Component data from apps and pages:
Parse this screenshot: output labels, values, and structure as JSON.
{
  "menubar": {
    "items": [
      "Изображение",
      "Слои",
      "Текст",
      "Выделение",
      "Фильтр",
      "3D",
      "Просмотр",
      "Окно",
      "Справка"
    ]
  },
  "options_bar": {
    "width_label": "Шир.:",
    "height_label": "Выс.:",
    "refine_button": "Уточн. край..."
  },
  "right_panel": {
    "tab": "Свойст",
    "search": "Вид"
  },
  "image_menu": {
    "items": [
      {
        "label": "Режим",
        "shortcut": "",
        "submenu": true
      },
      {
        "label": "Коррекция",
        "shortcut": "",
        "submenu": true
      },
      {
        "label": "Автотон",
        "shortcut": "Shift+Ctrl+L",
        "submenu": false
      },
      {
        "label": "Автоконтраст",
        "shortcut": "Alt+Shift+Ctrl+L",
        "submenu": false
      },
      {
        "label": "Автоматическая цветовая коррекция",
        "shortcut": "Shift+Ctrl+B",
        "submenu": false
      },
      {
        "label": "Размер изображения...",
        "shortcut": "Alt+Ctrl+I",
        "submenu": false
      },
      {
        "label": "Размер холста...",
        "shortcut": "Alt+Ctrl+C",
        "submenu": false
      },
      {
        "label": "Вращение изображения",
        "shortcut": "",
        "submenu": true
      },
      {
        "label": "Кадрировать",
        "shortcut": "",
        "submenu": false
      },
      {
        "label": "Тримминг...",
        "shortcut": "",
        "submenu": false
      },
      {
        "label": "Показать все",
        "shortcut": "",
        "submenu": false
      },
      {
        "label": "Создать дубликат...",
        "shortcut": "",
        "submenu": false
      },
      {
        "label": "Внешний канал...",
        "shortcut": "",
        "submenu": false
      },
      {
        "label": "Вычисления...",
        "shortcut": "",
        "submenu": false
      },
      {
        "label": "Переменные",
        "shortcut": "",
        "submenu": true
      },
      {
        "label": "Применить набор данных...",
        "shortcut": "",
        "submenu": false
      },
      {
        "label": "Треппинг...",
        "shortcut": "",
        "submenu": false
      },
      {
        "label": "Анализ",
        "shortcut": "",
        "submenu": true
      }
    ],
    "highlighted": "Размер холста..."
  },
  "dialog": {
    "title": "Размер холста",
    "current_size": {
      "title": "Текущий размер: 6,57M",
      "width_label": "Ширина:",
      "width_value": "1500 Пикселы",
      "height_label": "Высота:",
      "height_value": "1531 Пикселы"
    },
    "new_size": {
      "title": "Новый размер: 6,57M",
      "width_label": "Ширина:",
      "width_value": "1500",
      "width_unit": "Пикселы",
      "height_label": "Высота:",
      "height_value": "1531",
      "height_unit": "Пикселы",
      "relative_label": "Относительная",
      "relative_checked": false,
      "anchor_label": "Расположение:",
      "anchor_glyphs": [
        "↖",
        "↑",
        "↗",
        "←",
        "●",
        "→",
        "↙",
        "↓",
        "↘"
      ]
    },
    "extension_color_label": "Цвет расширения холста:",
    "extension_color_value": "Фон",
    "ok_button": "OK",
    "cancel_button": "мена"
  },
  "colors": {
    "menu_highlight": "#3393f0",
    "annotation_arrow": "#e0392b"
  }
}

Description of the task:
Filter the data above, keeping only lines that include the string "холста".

Response area:
        "label": "Размер холста...",
    "highlighted": "Размер холста..."
    "title": "Размер холста",
    "extension_color_label": "Цвет расширения холста:",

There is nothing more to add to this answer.